**Instructions to follow:** The records that appear below are to be restated word for word.

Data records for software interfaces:
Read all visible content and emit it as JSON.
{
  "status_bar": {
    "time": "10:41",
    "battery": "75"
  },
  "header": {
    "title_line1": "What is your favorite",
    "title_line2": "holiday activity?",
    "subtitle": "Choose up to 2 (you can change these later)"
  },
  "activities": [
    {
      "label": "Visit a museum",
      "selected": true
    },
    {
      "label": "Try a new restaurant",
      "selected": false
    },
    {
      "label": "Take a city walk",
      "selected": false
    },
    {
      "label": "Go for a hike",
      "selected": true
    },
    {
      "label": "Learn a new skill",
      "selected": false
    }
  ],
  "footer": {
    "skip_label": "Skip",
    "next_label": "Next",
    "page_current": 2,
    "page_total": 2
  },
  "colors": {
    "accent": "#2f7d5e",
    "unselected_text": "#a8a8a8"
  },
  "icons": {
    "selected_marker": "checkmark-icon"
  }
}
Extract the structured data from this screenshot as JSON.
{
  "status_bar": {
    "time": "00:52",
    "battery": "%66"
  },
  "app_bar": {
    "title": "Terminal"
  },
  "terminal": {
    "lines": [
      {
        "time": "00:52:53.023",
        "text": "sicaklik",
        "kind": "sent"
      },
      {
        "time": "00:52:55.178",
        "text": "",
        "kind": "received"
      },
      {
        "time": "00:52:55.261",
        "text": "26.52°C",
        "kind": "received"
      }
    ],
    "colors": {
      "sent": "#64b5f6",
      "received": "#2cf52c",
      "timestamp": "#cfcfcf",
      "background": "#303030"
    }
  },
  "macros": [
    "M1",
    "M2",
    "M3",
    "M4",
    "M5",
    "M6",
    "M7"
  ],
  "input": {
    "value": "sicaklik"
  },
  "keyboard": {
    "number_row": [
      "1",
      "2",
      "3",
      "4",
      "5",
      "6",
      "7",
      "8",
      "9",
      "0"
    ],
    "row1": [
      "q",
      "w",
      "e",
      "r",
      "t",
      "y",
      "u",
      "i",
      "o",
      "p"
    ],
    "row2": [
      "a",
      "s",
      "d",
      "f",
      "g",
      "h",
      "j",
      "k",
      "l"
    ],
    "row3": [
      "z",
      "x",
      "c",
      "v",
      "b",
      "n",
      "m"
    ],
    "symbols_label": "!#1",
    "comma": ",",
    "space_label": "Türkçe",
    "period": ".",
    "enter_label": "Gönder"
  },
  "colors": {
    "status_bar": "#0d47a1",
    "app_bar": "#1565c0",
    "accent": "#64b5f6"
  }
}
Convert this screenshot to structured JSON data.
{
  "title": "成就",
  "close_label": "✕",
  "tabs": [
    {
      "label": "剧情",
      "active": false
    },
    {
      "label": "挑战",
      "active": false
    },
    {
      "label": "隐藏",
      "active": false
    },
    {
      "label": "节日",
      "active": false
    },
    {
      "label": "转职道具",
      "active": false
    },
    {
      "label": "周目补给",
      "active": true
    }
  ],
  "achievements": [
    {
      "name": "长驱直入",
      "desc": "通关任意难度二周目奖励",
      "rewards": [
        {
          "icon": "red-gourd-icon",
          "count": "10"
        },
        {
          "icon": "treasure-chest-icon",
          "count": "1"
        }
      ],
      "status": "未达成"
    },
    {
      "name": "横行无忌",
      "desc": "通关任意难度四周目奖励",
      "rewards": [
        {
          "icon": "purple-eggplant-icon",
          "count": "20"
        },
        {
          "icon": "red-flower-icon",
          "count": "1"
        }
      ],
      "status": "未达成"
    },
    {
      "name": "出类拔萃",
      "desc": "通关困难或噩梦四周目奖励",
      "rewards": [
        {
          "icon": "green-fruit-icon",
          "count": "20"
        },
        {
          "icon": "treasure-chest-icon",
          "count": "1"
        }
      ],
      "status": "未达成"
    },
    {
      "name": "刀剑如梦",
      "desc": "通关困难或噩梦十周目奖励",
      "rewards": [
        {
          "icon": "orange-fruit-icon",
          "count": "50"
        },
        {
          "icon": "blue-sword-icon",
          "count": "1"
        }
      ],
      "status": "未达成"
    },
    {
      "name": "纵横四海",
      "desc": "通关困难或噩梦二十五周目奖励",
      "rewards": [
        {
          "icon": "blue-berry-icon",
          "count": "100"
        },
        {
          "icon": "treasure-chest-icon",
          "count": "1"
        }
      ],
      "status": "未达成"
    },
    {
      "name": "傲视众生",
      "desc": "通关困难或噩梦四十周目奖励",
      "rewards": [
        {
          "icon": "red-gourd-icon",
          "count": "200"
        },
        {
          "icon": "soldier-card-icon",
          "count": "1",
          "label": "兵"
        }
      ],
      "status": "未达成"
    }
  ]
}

**Solution to the problem:**
Read all visible content and emit it as JSON.
{
  "status_bar": {
    "time": "10:41",
    "battery": "75"
  },
  "header": {
    "title_line1": "What is your favorite",
    "title_line2": "holiday activity?",
    "subtitle": "Choose up to 2 (you can change these later)"
  },
  "activities": [
    {
      "label": "Visit a museum",
      "selected": true
    },
    {
      "label": "Try a new restaurant",
      "selected": false
    },
    {
      "label": "Take a city walk",
      "selected": false
    },
    {
      "label": "Go for a hike",
      "selected": true
    },
    {
      "label": "Learn a new skill",
      "selected": false
    }
  ],
  "footer": {
    "skip_label": "Skip",
    "next_label": "Next",
    "page_current": 2,
    "page_total": 2
  },
  "colors": {
    "accent": "#2f7d5e",
    "unselected_text": "#a8a8a8"
  },
  "icons": {
    "selected_marker": "checkmark-icon"
  }
}
Extract the structured data from this screenshot as JSON.
{
  "status_bar": {
    "time": "00:52",
    "battery": "%66"
  },
  "app_bar": {
    "title": "Terminal"
  },
  "terminal": {
    "lines": [
      {
        "time": "00:52:53.023",
        "text": "sicaklik",
        "kind": "sent"
      },
      {
        "time": "00:52:55.178",
        "text": "",
        "kind": "received"
      },
      {
        "time": "00:52:55.261",
        "text": "26.52°C",
        "kind": "received"
      }
    ],
    "colors": {
      "sent": "#64b5f6",
      "received": "#2cf52c",
      "timestamp": "#cfcfcf",
      "background": "#303030"
    }
  },
  "macros": [
    "M1",
    "M2",
    "M3",
    "M4",
    "M5",
    "M6",
    "M7"
  ],
  "input": {
    "value": "sicaklik"
  },
  "keyboard": {
    "number_row": [
      "1",
      "2",
      "3",
      "4",
      "5",
      "6",
      "7",
      "8",
      "9",
      "0"
    ],
    "row1": [
      "q",
      "w",
      "e",
      "r",
      "t",
      "y",
      "u",
      "i",
      "o",
      "p"
    ],
    "row2": [
      "a",
      "s",
      "d",
      "f",
      "g",
      "h",
      "j",
      "k",
      "l"
    ],
    "row3": [
      "z",
      "x",
      "c",
      "v",
      "b",
      "n",
      "m"
    ],
    "symbols_label": "!#1",
    "comma": ",",
    "space_label": "Türkçe",
    "period": ".",
    "enter_label": "Gönder"
  },
  "colors": {
    "status_bar": "#0d47a1",
    "app_bar": "#1565c0",
    "accent": "#64b5f6"
  }
}
Convert this screenshot to structured JSON data.
{
  "title": "成就",
  "close_label": "✕",
  "tabs": [
    {
      "label": "剧情",
      "active": false
    },
    {
      "label": "挑战",
      "active": false
    },
    {
      "label": "隐藏",
      "active": false
    },
    {
      "label": "节日",
      "active": false
    },
    {
      "label": "转职道具",
      "active": false
    },
    {
      "label": "周目补给",
      "active": true
    }
  ],
  "achievements": [
    {
      "name": "长驱直入",
      "desc": "通关任意难度二周目奖励",
      "rewards": [
        {
          "icon": "red-gourd-icon",
          "count": "10"
        },
        {
          "icon": "treasure-chest-icon",
          "count": "1"
        }
      ],
      "status": "未达成"
    },
    {
      "name": "横行无忌",
      "desc": "通关任意难度四周目奖励",
      "rewards": [
        {
          "icon": "purple-eggplant-icon",
          "count": "20"
        },
        {
          "icon": "red-flower-icon",
          "count": "1"
        }
      ],
      "status": "未达成"
    },
    {
      "name": "出类拔萃",
      "desc": "通关困难或噩梦四周目奖励",
      "rewards": [
        {
          "icon": "green-fruit-icon",
          "count": "20"
        },
        {
          "icon": "treasure-chest-icon",
          "count": "1"
        }
      ],
      "status": "未达成"
    },
    {
      "name": "刀剑如梦",
      "desc": "通关困难或噩梦十周目奖励",
      "rewards": [
        {
          "icon": "orange-fruit-icon",
          "count": "50"
        },
        {
          "icon": "blue-sword-icon",
          "count": "1"
        }
      ],
      "status": "未达成"
    },
    {
      "name": "纵横四海",
      "desc": "通关困难或噩梦二十五周目奖励",
      "rewards": [
        {
          "icon": "blue-berry-icon",
          "count": "100"
        },
        {
          "icon": "treasure-chest-icon",
          "count": "1"
        }
      ],
      "status": "未达成"
    },
    {
      "name": "傲视众生",
      "desc": "通关困难或噩梦四十周目奖励",
      "rewards": [
        {
          "icon": "red-gourd-icon",
          "count": "200"
        },
        {
          "icon": "soldier-card-icon",
          "count": "1",
          "label": "兵"
        }
      ],
      "status": "未达成"
    }
  ]
}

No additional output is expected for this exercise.